▸ REQUIRED WORK
Leave the images aside and copy out the whole listing, exact to the word.
(Beginning of EXCERPTED RECORDS)
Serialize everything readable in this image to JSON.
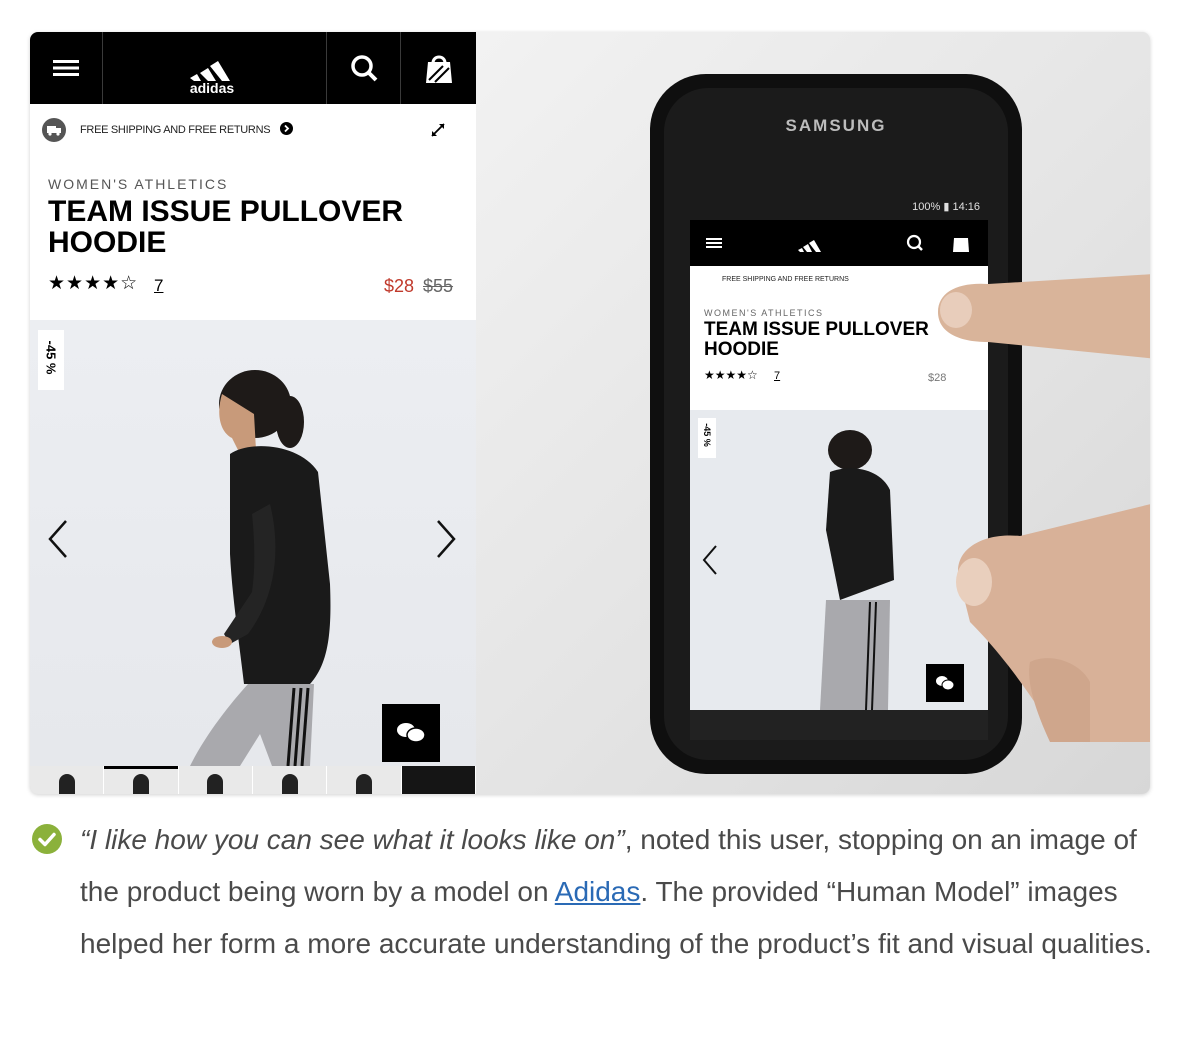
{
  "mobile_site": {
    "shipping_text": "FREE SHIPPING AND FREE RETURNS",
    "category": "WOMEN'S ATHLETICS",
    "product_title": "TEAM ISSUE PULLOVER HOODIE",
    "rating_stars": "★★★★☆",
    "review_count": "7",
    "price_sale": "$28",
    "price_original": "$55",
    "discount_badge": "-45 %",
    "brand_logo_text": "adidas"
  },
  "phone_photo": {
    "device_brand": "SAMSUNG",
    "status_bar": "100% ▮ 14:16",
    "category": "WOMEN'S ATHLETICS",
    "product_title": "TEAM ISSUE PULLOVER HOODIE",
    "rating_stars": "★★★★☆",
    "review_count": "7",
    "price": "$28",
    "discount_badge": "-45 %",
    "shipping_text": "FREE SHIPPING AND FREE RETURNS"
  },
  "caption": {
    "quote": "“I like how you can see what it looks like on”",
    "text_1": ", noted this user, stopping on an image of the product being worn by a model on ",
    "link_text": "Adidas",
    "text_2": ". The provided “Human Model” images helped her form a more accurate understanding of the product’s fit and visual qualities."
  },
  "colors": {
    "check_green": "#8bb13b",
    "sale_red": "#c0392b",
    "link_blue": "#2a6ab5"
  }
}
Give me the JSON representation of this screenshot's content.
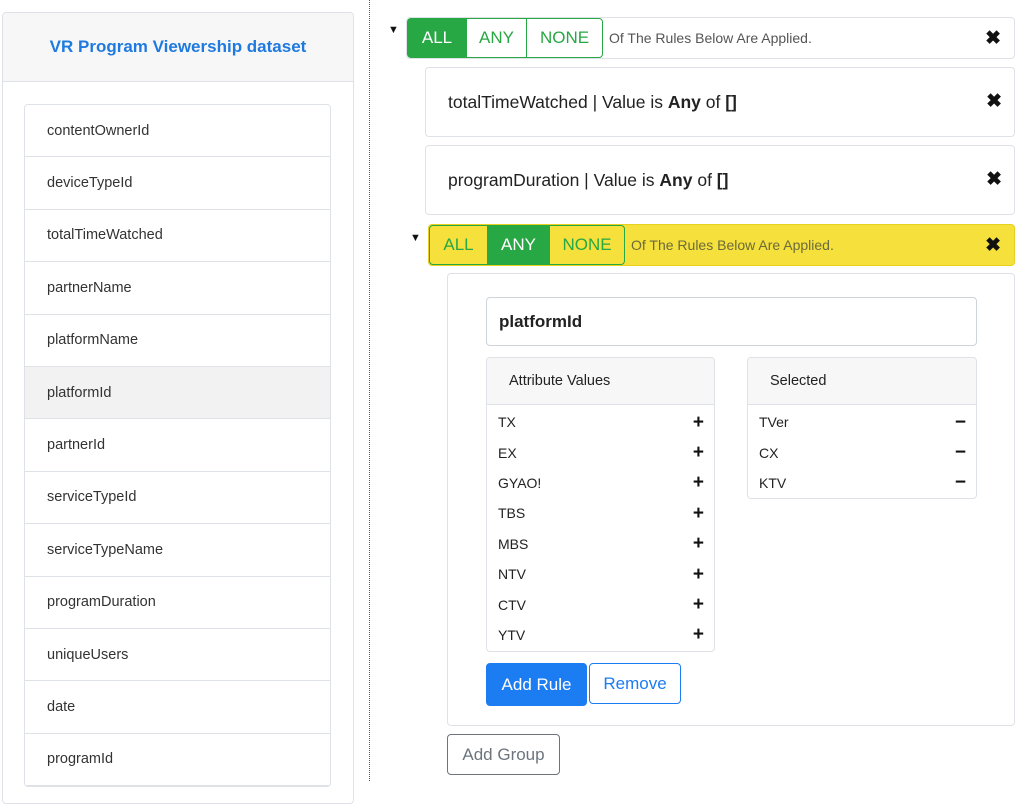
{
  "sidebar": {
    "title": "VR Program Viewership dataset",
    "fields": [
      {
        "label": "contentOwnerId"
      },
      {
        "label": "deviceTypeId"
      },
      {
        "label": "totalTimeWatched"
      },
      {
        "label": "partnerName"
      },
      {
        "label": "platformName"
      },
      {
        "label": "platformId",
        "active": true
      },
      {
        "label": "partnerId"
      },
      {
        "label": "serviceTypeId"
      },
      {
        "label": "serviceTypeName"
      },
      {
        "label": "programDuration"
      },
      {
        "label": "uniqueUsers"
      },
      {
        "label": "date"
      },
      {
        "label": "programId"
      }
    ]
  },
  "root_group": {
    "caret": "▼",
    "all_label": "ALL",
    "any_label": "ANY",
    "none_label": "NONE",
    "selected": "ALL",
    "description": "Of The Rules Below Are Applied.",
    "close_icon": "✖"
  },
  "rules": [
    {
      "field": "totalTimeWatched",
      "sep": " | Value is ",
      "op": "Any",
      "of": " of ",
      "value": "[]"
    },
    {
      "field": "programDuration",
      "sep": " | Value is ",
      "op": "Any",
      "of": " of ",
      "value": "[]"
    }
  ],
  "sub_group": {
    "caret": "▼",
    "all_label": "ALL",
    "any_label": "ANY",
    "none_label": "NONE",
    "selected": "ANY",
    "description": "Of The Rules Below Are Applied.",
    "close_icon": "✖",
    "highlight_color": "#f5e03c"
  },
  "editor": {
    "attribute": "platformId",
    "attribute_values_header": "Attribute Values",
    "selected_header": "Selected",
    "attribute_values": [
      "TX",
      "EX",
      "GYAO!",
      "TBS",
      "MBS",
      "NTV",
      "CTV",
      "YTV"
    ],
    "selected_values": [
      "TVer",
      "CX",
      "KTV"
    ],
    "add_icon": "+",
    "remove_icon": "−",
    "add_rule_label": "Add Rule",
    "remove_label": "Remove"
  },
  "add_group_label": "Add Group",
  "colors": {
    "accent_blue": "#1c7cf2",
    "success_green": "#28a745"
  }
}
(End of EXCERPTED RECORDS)
▸ EXPECTED OUTPUT
Serialize everything readable in this image to JSON.
{
  "mobile_site": {
    "shipping_text": "FREE SHIPPING AND FREE RETURNS",
    "category": "WOMEN'S ATHLETICS",
    "product_title": "TEAM ISSUE PULLOVER HOODIE",
    "rating_stars": "★★★★☆",
    "review_count": "7",
    "price_sale": "$28",
    "price_original": "$55",
    "discount_badge": "-45 %",
    "brand_logo_text": "adidas"
  },
  "phone_photo": {
    "device_brand": "SAMSUNG",
    "status_bar": "100% ▮ 14:16",
    "category": "WOMEN'S ATHLETICS",
    "product_title": "TEAM ISSUE PULLOVER HOODIE",
    "rating_stars": "★★★★☆",
    "review_count": "7",
    "price": "$28",
    "discount_badge": "-45 %",
    "shipping_text": "FREE SHIPPING AND FREE RETURNS"
  },
  "caption": {
    "quote": "“I like how you can see what it looks like on”",
    "text_1": ", noted this user, stopping on an image of the product being worn by a model on ",
    "link_text": "Adidas",
    "text_2": ". The provided “Human Model” images helped her form a more accurate understanding of the product’s fit and visual qualities."
  },
  "colors": {
    "check_green": "#8bb13b",
    "sale_red": "#c0392b",
    "link_blue": "#2a6ab5"
  }
}
Give me the JSON representation of this screenshot's content.
{
  "sidebar": {
    "title": "VR Program Viewership dataset",
    "fields": [
      {
        "label": "contentOwnerId"
      },
      {
        "label": "deviceTypeId"
      },
      {
        "label": "totalTimeWatched"
      },
      {
        "label": "partnerName"
      },
      {
        "label": "platformName"
      },
      {
        "label": "platformId",
        "active": true
      },
      {
        "label": "partnerId"
      },
      {
        "label": "serviceTypeId"
      },
      {
        "label": "serviceTypeName"
      },
      {
        "label": "programDuration"
      },
      {
        "label": "uniqueUsers"
      },
      {
        "label": "date"
      },
      {
        "label": "programId"
      }
    ]
  },
  "root_group": {
    "caret": "▼",
    "all_label": "ALL",
    "any_label": "ANY",
    "none_label": "NONE",
    "selected": "ALL",
    "description": "Of The Rules Below Are Applied.",
    "close_icon": "✖"
  },
  "rules": [
    {
      "field": "totalTimeWatched",
      "sep": " | Value is ",
      "op": "Any",
      "of": " of ",
      "value": "[]"
    },
    {
      "field": "programDuration",
      "sep": " | Value is ",
      "op": "Any",
      "of": " of ",
      "value": "[]"
    }
  ],
  "sub_group": {
    "caret": "▼",
    "all_label": "ALL",
    "any_label": "ANY",
    "none_label": "NONE",
    "selected": "ANY",
    "description": "Of The Rules Below Are Applied.",
    "close_icon": "✖",
    "highlight_color": "#f5e03c"
  },
  "editor": {
    "attribute": "platformId",
    "attribute_values_header": "Attribute Values",
    "selected_header": "Selected",
    "attribute_values": [
      "TX",
      "EX",
      "GYAO!",
      "TBS",
      "MBS",
      "NTV",
      "CTV",
      "YTV"
    ],
    "selected_values": [
      "TVer",
      "CX",
      "KTV"
    ],
    "add_icon": "+",
    "remove_icon": "−",
    "add_rule_label": "Add Rule",
    "remove_label": "Remove"
  },
  "add_group_label": "Add Group",
  "colors": {
    "accent_blue": "#1c7cf2",
    "success_green": "#28a745"
  }
}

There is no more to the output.